### [Task prompt]
Across the entries below, how many lines contain the word "Objects"? Give the number alone.
▬▬▬▬▬▬▬▬▬▬
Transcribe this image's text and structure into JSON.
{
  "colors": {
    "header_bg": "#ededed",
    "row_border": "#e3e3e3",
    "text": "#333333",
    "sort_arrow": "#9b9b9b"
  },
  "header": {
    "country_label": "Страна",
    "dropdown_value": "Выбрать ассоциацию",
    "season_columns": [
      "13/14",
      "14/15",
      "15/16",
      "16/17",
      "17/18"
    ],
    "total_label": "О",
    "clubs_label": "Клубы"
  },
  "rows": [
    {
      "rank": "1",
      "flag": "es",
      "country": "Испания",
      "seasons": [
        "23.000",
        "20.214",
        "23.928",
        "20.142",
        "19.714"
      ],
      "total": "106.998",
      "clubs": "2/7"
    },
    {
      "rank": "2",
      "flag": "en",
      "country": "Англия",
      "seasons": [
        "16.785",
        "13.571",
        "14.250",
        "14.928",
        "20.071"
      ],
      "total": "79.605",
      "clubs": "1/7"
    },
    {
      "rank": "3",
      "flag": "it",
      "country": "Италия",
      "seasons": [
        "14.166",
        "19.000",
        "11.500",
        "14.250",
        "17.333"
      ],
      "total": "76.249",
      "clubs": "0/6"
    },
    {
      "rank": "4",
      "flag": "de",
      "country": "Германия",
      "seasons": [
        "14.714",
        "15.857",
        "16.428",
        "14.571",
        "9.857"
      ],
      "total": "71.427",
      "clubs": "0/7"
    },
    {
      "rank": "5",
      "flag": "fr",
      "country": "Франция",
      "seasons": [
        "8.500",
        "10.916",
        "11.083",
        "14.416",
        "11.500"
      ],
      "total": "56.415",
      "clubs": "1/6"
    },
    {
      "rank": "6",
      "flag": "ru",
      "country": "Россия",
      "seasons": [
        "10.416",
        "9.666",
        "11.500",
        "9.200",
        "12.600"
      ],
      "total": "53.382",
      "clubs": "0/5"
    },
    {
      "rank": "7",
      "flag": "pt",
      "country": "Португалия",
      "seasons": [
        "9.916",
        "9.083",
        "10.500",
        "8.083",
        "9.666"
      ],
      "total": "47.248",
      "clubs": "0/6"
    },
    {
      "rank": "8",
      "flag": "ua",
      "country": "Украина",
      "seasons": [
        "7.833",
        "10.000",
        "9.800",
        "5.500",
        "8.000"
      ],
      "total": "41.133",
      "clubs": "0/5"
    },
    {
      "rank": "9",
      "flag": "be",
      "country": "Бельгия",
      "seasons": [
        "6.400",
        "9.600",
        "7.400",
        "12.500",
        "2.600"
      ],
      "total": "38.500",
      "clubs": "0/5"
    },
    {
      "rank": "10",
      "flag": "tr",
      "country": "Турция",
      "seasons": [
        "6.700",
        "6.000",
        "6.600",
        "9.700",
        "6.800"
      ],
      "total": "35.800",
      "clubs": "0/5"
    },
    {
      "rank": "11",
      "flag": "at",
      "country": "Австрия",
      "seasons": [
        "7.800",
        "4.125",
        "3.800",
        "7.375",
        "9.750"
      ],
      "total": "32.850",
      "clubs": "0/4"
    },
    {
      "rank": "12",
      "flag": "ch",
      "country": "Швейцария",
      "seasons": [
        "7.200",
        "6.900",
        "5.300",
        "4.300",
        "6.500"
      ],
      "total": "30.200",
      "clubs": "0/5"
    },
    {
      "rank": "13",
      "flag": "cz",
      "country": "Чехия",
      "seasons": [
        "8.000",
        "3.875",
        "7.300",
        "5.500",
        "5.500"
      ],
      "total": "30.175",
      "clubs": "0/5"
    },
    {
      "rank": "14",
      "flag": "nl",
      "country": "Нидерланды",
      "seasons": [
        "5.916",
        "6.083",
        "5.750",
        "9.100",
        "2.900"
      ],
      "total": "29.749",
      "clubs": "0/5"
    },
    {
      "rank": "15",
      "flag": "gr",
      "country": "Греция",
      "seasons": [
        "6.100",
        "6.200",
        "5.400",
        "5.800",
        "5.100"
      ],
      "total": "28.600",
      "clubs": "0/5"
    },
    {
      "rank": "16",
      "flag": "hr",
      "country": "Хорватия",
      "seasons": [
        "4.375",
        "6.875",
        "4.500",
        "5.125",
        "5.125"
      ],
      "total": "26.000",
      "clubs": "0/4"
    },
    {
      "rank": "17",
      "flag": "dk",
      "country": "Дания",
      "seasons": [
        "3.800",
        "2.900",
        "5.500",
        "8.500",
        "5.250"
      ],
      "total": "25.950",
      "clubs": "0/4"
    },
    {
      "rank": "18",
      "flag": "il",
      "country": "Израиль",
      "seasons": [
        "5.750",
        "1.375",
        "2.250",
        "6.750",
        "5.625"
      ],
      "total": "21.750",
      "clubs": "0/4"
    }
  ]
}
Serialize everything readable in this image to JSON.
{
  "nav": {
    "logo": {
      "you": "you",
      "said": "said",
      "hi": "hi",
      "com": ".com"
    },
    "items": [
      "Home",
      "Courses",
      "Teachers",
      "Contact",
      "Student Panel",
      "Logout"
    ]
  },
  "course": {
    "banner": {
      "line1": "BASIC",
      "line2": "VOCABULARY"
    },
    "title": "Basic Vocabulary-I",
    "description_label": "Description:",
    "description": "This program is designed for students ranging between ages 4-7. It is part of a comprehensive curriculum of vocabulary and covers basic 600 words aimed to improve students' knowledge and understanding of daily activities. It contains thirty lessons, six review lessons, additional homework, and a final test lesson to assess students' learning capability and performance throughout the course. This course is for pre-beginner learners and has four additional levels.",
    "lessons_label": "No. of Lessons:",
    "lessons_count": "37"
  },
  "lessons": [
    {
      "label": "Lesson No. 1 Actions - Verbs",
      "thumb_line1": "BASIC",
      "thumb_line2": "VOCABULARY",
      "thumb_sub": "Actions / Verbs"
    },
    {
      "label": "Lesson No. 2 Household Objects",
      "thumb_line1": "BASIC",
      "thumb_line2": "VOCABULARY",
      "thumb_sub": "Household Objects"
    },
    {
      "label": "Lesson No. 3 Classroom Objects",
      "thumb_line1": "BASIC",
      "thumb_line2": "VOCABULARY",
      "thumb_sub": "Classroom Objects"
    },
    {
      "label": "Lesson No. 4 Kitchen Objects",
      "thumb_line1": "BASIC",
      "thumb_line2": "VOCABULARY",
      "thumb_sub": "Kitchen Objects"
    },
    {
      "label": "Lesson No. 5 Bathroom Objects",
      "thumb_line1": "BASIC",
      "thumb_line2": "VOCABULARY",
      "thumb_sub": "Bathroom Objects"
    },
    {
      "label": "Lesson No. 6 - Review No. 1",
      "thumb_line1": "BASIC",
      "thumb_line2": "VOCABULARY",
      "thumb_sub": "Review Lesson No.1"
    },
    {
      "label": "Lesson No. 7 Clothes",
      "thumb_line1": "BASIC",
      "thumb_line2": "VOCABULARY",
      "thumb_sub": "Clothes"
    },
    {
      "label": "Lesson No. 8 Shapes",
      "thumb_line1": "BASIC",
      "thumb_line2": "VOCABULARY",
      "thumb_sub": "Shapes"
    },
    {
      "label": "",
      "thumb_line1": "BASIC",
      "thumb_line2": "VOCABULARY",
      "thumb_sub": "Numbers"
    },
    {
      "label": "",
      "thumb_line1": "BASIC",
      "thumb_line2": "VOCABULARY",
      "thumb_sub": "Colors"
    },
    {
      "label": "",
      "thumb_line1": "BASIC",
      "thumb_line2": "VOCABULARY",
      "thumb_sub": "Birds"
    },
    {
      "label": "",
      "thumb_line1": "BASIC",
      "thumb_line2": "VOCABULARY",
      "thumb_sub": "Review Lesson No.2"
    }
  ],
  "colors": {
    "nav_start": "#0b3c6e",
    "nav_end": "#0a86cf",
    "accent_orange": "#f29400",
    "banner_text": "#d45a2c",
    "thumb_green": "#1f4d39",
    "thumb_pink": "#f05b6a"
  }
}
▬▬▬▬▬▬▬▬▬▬
### [Answer space]
8